## Work required
Print all the entries exactly.

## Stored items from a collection
= = = = =

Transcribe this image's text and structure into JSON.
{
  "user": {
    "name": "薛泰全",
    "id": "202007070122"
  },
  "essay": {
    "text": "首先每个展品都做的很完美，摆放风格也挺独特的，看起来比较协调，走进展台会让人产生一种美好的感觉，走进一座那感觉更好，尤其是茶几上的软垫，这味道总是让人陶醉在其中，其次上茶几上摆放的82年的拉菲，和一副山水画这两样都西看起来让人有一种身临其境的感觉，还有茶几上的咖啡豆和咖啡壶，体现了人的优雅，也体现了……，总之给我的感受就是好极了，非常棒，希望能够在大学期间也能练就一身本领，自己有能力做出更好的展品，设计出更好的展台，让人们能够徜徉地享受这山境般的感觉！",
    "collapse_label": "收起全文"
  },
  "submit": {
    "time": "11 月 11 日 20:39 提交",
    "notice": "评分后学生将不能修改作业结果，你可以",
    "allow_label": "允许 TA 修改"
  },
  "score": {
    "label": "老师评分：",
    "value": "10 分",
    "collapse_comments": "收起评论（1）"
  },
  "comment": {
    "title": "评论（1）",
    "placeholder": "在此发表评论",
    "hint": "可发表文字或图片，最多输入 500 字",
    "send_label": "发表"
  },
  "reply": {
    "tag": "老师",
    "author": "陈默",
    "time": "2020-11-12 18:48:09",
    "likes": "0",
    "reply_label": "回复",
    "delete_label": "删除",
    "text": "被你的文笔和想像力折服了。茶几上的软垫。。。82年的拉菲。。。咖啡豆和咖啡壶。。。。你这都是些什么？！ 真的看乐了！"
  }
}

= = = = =

## Written solution
Transcribe this image's text and structure into JSON.
{
  "user": {
    "name": "薛泰全",
    "id": "202007070122"
  },
  "essay": {
    "text": "首先每个展品都做的很完美，摆放风格也挺独特的，看起来比较协调，走进展台会让人产生一种美好的感觉，走进一座那感觉更好，尤其是茶几上的软垫，这味道总是让人陶醉在其中，其次上茶几上摆放的82年的拉菲，和一副山水画这两样都西看起来让人有一种身临其境的感觉，还有茶几上的咖啡豆和咖啡壶，体现了人的优雅，也体现了……，总之给我的感受就是好极了，非常棒，希望能够在大学期间也能练就一身本领，自己有能力做出更好的展品，设计出更好的展台，让人们能够徜徉地享受这山境般的感觉！",
    "collapse_label": "收起全文"
  },
  "submit": {
    "time": "11 月 11 日 20:39 提交",
    "notice": "评分后学生将不能修改作业结果，你可以",
    "allow_label": "允许 TA 修改"
  },
  "score": {
    "label": "老师评分：",
    "value": "10 分",
    "collapse_comments": "收起评论（1）"
  },
  "comment": {
    "title": "评论（1）",
    "placeholder": "在此发表评论",
    "hint": "可发表文字或图片，最多输入 500 字",
    "send_label": "发表"
  },
  "reply": {
    "tag": "老师",
    "author": "陈默",
    "time": "2020-11-12 18:48:09",
    "likes": "0",
    "reply_label": "回复",
    "delete_label": "删除",
    "text": "被你的文笔和想像力折服了。茶几上的软垫。。。82年的拉菲。。。咖啡豆和咖啡壶。。。。你这都是些什么？！ 真的看乐了！"
  }
}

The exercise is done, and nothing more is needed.